The SS men and armed Kapos were still at the barn doing their dirty work. Thiele, having returned there, ordered all survivors to be shot. Opening the doors and entering the still-smoking building, the SS men and Kapos called out that they were ready to give out medical aid to anyone who was still alive. However, this was a trick, as survivors who made their presence known were killed on the spot with a bullet through the head. This went on until 0830 when the last of the SS men and Kapos returned to Gardelegen.
Meanwhile, the Volkssturm men had begun to dig four grave trenches, two meters wide and two meters deep, two long ones on the north side of the barn and two smaller ones on the east side. Many of the bodies were totally charred, and the workers used hooks and pronged forks to pull individual corpses from the smoking piles of dead. As they worked to empty the building, the men found prisoners who had survived the carnage. Some of them were so horribly wounded that they begged to be shot. Hermann Hohls, the Volkssturm company commander in charge of the work; Gustav Palis, one of his men; and Paul Schernikau, the fire brigade chief, each shot a prisoner to put him out of his misery.
See Scrapbookpages for a collection of other images and a memorial leaflet produced by the 102nd Division.

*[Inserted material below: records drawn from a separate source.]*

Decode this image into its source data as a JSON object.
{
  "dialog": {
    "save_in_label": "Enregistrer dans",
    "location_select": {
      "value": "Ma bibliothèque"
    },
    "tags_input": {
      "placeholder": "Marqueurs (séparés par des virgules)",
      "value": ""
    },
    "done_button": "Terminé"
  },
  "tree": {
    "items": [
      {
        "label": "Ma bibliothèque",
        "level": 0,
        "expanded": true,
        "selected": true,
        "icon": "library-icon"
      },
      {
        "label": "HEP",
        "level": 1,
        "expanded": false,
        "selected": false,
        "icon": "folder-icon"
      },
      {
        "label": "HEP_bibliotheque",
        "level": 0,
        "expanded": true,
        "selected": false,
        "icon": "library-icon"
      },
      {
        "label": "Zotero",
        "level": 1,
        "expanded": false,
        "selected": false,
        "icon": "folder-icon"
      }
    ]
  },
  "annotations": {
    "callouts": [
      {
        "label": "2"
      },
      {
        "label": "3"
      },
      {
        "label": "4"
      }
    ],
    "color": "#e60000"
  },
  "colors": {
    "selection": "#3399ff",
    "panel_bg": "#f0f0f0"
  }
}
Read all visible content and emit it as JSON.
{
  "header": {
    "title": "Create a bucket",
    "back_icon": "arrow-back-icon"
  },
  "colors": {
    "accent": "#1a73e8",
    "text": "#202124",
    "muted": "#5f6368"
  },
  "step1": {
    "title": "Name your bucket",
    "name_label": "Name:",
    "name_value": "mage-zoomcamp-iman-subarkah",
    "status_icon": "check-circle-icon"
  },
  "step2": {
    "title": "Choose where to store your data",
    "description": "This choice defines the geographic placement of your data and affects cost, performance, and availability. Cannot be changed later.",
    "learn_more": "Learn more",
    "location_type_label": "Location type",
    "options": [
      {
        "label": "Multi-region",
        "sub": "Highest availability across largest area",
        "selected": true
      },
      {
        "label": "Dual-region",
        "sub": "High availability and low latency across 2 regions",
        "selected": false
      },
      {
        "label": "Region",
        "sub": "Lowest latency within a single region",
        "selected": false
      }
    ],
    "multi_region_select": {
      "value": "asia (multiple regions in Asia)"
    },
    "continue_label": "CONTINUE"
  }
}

Amongst the witnesses to the aftermath was US Army doctor Henry Swann, whose letter home about the incident can be found at US National Library of Medicine.